We saw this Cape Breton fiddler two years ago, when she was 8 months pregnant and still had more energy than five of me, dancing around the stage, bow and fingers flying. So when I discovered she was coming to Maine again for another Christmas concert I bought tickets as soon as I could get to a computer. And it was so worth it. She's just... sparkling. She's one of those performers who gives you energy, so you leave her concert ready to take on the world.
Okay, there aren't six of these. I spent the bulk of this past year doing one thing: revising (and significantly re-writing) my current writing project. I've been in a period of transition with my writing for the past two years. I wrote and sold each of my first three books very quickly (in publishing terms). And all three of those books are fast-paced, humorous adventure stories.
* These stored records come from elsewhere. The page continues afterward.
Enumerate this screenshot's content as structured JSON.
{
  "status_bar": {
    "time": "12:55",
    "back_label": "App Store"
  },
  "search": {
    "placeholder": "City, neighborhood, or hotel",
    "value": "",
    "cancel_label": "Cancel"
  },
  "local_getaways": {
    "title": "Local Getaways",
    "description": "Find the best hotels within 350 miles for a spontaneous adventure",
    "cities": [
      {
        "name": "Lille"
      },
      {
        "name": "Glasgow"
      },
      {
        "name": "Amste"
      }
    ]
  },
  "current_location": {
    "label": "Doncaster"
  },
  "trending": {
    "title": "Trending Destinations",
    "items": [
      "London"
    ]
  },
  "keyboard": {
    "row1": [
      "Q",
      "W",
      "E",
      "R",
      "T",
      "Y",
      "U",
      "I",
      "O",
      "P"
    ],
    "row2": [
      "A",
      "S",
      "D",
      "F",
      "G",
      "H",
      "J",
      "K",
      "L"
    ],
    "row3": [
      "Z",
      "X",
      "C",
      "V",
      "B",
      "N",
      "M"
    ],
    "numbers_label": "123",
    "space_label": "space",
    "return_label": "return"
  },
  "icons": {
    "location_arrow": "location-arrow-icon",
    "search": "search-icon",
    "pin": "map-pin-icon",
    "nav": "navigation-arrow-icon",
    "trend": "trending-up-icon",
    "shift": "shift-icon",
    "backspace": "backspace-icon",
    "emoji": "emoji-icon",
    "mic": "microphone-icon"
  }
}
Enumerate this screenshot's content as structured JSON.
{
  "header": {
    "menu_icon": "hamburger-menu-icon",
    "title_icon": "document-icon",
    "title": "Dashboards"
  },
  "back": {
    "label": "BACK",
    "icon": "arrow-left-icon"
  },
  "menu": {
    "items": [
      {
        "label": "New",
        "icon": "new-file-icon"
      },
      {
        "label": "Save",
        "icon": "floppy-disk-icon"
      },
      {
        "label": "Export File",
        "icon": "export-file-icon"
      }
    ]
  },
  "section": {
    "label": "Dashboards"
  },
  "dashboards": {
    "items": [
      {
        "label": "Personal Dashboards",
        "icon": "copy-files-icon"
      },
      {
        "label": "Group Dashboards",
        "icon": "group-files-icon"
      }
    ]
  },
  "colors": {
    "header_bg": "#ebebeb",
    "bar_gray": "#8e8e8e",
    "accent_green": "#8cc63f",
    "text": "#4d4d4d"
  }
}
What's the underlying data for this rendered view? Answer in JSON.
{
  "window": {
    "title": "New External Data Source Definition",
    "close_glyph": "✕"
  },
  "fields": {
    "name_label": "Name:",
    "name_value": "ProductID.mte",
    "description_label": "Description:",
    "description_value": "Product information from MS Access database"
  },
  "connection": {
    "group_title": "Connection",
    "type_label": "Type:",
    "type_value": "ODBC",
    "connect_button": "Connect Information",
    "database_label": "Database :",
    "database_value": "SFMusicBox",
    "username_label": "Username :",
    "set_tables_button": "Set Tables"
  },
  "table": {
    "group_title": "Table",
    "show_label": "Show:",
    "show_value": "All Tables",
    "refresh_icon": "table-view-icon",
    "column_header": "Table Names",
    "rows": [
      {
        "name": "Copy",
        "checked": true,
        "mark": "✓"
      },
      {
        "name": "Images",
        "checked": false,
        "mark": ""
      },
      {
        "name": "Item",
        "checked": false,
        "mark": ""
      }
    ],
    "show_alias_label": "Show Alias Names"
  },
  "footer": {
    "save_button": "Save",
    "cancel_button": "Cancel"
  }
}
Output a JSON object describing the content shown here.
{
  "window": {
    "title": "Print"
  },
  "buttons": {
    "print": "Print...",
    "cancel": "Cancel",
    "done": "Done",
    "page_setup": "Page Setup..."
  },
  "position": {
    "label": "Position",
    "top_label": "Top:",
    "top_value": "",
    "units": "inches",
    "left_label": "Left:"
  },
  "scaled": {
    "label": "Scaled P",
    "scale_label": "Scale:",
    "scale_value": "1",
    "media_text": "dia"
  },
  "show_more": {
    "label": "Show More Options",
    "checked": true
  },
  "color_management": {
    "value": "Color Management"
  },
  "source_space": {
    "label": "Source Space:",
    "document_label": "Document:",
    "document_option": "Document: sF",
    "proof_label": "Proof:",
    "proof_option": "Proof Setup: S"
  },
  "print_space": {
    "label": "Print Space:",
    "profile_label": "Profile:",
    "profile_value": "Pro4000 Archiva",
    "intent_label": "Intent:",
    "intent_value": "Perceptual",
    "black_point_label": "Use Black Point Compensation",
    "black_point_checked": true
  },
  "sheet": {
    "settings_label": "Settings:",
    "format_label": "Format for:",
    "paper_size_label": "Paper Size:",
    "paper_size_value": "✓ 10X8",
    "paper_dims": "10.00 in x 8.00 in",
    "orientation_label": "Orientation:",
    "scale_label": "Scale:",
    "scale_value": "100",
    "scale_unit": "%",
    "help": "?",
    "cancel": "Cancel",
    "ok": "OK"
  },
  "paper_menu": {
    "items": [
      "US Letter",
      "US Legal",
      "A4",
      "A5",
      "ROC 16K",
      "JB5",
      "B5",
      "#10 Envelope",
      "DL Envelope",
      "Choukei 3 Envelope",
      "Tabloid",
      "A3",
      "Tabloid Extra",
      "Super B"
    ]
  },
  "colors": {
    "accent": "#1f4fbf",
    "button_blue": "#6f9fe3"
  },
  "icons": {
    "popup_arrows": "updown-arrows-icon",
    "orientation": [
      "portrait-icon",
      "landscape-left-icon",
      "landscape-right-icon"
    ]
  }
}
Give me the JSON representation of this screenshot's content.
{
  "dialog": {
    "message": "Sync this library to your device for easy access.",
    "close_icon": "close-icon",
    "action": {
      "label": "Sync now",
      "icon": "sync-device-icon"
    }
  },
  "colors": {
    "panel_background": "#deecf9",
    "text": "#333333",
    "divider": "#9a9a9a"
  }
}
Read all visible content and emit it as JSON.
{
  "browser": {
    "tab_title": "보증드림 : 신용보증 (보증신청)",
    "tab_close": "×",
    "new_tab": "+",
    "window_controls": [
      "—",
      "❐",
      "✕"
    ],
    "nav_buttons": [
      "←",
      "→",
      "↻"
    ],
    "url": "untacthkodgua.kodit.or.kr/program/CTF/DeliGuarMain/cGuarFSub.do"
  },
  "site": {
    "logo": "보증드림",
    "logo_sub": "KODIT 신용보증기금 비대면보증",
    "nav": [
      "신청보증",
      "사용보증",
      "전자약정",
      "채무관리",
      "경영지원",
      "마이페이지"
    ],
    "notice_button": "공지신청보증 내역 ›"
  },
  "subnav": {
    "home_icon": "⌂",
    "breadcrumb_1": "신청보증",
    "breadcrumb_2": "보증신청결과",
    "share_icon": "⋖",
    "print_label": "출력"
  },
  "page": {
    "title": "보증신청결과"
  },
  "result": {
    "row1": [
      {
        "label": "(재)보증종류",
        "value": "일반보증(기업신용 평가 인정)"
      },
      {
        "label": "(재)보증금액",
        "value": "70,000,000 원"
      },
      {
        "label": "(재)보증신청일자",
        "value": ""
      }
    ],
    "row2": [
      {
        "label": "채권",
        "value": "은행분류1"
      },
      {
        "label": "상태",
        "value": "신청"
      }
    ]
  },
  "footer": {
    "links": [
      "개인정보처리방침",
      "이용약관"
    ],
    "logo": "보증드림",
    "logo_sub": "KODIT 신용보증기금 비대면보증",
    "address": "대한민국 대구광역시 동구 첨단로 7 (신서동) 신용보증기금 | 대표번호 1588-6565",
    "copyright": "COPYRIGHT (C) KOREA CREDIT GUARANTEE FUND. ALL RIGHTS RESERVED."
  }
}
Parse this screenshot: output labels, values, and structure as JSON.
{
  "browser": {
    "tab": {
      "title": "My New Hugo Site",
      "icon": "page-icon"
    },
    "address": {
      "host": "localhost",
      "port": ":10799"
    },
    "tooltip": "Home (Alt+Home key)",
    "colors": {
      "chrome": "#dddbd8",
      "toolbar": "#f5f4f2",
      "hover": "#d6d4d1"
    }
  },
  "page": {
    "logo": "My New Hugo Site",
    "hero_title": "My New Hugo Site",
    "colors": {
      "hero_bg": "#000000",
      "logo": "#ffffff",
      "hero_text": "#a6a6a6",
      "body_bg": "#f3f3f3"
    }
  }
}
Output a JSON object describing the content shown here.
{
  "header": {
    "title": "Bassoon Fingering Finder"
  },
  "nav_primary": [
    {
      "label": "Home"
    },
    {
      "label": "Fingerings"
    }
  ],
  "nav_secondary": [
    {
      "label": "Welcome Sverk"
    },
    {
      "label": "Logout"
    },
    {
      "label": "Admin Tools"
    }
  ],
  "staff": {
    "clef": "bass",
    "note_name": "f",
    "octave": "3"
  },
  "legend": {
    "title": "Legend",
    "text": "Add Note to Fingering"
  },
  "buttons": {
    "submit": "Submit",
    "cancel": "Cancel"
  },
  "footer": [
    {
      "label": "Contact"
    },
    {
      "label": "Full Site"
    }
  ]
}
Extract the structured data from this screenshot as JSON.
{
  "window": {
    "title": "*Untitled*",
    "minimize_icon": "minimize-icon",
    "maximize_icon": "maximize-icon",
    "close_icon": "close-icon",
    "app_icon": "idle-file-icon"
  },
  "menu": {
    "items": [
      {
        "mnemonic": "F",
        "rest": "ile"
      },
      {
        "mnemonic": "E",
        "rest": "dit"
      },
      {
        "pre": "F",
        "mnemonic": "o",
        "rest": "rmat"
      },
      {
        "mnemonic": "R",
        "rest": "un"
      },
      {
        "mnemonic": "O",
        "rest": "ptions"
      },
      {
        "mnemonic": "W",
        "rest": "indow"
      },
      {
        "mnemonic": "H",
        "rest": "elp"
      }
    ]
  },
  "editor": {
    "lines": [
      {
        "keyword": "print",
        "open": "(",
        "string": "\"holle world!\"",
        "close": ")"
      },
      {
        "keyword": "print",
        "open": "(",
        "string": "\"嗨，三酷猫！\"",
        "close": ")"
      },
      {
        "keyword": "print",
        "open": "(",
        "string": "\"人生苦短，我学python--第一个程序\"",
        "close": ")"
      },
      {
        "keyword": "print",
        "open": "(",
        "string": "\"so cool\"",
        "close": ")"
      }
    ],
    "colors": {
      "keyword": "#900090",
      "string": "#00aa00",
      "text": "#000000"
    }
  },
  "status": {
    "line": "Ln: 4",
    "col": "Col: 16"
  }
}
Which I love! I am so glad I got to write them, and that they've been able to go out into the world and find readers. But I realized that I wanted to push myself further, to write something that was more complex, a book that was more like my own "Ideal Book": featuring rich, complicated characters who have interesting and conflicted relationships, that makes me think feel strong emotions. I also really wanted to write a love story-- a slow-burn, against-the-odds love story like those I love best. So I started working on a new project, at the beginning of 2011. And I sent the most recent revision off to my agent just before Christmas. It hasn't sold (yet!). And I've definitely struggled with the frustration and fear of spending so long on a project without knowing whether it has a future beyond my laptop. But I firmly believe that it was the best thing for me to work on these past two years. I know I have learned things, and pushed myself, and that it is all part of me now, and will help me with the next book I write, whatever that is.
I just tallied my word counts for the year and discovered I wrote about 115K words this year, many more than I actually expected. About 60K of those were on three different potential new projects (and most of those are going to be trunked -- I tend to write about 20-30K of something to figure out the characters, then end up ditching that and restarting). The rest were words added during my rewrite/revision (to replace some significant cuts).
But that's how writing is. Sometimes, to get a book right, you have to be willing to cut. A lot. And start over. Maybe once, maybe twice. Maybe seven times. Whatever it takes to find the real story you really want to tell. It helped to read posts by other authors I respect talking about the long process of creating a book.
That said, I am definitely excited to start working on something new! But more on that in another post...